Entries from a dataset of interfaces
* * * * * * *
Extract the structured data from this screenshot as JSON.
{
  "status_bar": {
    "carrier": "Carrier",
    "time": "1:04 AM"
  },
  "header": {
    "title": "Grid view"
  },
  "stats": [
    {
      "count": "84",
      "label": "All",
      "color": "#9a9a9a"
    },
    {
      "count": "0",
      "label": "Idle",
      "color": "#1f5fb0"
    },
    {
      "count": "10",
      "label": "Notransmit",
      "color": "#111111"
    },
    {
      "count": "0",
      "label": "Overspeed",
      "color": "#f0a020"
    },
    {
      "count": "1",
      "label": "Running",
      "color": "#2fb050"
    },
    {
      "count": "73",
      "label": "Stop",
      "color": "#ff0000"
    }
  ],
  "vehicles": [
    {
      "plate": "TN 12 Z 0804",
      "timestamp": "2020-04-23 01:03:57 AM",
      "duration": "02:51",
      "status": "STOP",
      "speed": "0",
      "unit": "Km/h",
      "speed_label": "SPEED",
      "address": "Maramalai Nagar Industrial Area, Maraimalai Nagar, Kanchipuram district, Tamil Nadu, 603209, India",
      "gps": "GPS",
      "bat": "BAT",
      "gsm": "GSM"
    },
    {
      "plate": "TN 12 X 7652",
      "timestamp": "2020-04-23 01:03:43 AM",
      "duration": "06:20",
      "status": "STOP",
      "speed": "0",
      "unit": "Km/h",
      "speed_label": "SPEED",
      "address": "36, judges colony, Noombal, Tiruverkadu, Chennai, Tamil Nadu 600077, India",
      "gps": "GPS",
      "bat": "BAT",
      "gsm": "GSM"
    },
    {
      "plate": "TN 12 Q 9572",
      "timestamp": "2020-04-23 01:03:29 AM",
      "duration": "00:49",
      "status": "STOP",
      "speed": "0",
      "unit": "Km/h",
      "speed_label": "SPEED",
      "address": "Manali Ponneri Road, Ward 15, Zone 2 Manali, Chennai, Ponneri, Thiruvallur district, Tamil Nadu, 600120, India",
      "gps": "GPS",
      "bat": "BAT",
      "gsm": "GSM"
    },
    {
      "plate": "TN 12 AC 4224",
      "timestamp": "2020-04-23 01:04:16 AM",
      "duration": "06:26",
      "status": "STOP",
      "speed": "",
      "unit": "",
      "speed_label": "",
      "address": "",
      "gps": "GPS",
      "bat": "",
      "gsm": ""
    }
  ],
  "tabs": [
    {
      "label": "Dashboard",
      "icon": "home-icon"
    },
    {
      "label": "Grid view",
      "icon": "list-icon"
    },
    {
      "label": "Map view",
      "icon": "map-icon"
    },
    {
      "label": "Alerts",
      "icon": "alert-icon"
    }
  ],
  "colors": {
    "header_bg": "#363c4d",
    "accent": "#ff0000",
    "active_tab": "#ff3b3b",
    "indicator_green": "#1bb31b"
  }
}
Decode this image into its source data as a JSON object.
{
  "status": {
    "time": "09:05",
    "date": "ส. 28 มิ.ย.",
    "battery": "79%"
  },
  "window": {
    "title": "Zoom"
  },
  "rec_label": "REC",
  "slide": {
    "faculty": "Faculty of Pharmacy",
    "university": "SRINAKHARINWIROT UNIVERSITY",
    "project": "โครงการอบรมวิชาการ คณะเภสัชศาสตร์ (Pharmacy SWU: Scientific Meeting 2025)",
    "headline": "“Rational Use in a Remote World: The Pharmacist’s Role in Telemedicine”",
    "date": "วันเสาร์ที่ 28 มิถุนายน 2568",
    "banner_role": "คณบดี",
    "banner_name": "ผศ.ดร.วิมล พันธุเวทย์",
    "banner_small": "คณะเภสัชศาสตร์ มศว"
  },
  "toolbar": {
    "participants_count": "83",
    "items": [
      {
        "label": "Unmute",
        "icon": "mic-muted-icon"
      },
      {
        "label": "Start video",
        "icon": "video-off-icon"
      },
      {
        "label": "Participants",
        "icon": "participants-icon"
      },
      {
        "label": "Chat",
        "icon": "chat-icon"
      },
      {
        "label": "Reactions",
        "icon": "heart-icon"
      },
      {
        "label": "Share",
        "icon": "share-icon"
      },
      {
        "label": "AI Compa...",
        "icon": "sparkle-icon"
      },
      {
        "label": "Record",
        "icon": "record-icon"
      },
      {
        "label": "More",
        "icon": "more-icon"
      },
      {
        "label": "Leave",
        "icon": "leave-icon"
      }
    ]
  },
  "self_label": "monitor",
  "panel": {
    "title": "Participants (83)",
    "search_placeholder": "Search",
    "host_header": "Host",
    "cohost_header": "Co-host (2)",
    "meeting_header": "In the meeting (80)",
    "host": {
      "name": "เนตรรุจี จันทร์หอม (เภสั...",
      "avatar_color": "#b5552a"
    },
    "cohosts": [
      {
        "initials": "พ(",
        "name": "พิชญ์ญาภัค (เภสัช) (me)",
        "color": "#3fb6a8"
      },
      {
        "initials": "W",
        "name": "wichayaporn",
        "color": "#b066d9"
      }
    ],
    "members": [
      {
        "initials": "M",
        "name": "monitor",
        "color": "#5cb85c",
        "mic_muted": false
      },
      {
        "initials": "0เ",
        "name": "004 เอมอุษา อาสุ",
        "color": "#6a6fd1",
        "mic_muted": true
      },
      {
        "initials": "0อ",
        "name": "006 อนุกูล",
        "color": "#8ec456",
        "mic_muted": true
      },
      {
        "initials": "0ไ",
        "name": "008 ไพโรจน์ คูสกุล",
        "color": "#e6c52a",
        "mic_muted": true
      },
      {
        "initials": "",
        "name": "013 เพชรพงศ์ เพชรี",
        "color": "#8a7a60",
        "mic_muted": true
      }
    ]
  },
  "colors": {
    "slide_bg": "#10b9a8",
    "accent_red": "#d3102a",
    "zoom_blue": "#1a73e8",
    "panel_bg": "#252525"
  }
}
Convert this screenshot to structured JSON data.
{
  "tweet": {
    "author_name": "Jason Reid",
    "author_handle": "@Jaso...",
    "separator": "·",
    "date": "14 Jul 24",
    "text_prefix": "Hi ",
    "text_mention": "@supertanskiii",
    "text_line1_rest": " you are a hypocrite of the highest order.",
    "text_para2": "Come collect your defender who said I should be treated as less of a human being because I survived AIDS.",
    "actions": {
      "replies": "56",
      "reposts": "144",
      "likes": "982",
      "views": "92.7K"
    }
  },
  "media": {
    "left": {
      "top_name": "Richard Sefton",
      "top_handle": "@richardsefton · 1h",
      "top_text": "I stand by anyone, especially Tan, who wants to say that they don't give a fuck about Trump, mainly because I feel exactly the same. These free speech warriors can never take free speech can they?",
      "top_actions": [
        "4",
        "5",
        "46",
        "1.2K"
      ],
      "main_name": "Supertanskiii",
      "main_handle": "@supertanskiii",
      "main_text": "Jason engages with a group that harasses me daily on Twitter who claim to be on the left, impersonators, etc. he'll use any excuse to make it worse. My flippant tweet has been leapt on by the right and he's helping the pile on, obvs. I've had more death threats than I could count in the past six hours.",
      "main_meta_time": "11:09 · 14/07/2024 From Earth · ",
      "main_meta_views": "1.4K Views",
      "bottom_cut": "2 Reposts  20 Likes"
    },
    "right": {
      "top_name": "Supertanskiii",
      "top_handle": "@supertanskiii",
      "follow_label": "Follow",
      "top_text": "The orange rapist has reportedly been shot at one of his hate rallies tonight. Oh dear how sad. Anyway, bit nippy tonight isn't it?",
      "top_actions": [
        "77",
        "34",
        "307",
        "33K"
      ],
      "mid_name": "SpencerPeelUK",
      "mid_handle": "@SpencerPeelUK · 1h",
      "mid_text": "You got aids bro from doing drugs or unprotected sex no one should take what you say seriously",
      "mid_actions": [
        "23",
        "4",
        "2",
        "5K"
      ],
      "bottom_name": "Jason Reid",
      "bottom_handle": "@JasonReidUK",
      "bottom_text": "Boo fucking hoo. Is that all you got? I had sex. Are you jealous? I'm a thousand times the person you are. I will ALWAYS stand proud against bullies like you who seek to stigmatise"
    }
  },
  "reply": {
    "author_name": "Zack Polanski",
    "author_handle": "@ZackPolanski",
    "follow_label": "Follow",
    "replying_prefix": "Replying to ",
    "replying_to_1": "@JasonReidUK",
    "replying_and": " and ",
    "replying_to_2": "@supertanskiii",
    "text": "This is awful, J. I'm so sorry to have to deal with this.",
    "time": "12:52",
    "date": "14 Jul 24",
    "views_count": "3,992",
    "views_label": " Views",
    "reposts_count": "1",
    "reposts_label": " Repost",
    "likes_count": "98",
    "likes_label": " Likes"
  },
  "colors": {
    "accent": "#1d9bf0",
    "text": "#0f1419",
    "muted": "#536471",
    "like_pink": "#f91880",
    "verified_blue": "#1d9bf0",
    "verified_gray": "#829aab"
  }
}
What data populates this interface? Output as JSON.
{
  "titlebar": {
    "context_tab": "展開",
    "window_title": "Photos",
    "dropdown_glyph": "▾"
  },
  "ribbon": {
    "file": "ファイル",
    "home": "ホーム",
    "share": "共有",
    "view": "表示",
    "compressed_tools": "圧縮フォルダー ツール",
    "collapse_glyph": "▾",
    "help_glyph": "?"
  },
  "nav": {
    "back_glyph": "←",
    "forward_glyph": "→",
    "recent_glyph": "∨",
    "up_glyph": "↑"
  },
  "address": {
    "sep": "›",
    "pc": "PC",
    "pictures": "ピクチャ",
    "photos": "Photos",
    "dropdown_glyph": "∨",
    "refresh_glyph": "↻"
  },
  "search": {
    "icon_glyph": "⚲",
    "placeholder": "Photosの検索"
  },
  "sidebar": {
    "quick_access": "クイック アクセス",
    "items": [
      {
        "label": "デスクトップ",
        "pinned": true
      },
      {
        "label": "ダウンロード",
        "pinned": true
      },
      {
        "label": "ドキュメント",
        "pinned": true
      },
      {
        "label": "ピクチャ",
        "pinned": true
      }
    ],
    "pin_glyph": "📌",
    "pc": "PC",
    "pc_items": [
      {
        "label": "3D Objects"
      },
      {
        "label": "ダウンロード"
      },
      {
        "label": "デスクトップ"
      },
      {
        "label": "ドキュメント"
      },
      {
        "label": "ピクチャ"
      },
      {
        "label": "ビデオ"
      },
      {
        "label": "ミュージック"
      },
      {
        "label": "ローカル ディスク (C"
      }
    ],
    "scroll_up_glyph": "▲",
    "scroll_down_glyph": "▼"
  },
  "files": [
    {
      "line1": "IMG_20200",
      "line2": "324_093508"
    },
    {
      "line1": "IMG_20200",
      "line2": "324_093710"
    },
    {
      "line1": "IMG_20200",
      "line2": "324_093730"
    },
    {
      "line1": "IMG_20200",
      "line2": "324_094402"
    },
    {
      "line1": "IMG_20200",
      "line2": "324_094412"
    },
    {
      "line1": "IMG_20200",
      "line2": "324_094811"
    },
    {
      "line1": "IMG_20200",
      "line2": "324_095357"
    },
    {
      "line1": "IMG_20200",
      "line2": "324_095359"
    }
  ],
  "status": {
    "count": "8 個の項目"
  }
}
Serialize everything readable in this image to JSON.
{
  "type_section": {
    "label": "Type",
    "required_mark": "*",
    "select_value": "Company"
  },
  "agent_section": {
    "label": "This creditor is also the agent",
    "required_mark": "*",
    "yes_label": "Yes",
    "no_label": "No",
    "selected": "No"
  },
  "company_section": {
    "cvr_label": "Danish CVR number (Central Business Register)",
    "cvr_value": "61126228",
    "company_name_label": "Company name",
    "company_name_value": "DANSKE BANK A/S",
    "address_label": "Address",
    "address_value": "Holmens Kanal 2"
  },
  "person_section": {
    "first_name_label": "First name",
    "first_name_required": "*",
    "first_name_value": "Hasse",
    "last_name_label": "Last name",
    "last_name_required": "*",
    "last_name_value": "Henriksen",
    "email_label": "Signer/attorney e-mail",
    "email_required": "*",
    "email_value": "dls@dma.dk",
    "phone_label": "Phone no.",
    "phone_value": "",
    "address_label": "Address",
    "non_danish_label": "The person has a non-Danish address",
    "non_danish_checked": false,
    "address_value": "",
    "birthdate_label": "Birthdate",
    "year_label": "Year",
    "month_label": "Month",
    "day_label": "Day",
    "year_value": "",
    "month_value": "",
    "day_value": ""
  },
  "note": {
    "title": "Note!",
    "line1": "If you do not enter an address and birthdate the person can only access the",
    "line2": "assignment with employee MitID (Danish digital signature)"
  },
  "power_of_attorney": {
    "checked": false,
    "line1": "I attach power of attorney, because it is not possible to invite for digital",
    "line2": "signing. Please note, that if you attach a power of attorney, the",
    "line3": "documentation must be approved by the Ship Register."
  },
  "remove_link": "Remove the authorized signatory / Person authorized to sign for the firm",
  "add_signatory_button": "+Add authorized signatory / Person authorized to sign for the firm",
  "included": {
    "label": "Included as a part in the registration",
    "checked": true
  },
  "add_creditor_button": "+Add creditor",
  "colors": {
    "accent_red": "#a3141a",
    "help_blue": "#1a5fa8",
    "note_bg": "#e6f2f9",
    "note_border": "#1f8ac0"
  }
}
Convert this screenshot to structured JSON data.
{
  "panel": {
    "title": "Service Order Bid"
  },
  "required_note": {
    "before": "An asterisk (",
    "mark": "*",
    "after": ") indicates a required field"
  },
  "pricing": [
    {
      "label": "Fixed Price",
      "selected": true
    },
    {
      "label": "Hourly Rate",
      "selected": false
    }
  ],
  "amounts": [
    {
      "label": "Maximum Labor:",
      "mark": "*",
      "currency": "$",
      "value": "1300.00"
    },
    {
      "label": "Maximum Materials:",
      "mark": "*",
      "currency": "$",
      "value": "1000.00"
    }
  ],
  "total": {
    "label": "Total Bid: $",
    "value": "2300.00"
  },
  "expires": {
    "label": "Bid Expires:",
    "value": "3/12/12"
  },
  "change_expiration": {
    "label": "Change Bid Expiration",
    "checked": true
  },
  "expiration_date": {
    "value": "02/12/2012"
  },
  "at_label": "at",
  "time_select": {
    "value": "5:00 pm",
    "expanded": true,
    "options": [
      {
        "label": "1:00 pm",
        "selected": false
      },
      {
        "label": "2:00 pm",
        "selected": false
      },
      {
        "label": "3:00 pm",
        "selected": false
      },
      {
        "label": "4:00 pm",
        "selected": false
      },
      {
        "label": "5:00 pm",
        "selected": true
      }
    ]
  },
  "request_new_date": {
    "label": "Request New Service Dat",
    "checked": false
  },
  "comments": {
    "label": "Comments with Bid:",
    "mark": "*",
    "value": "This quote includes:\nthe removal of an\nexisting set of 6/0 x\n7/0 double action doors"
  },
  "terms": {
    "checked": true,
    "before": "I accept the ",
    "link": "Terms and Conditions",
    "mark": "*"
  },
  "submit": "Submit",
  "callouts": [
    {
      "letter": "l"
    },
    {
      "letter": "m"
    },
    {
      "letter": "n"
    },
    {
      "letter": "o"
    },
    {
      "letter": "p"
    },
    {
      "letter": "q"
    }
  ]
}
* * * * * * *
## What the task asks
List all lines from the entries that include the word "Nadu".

## Response for this exercise
      "address": "Maramalai Nagar Industrial Area, Maraimalai Nagar, Kanchipuram district, Tamil Nadu, 603209, India",
      "address": "36, judges colony, Noombal, Tiruverkadu, Chennai, Tamil Nadu 600077, India",
      "address": "Manali Ponneri Road, Ward 15, Zone 2 Manali, Chennai, Ponneri, Thiruvallur district, Tamil Nadu, 600120, India",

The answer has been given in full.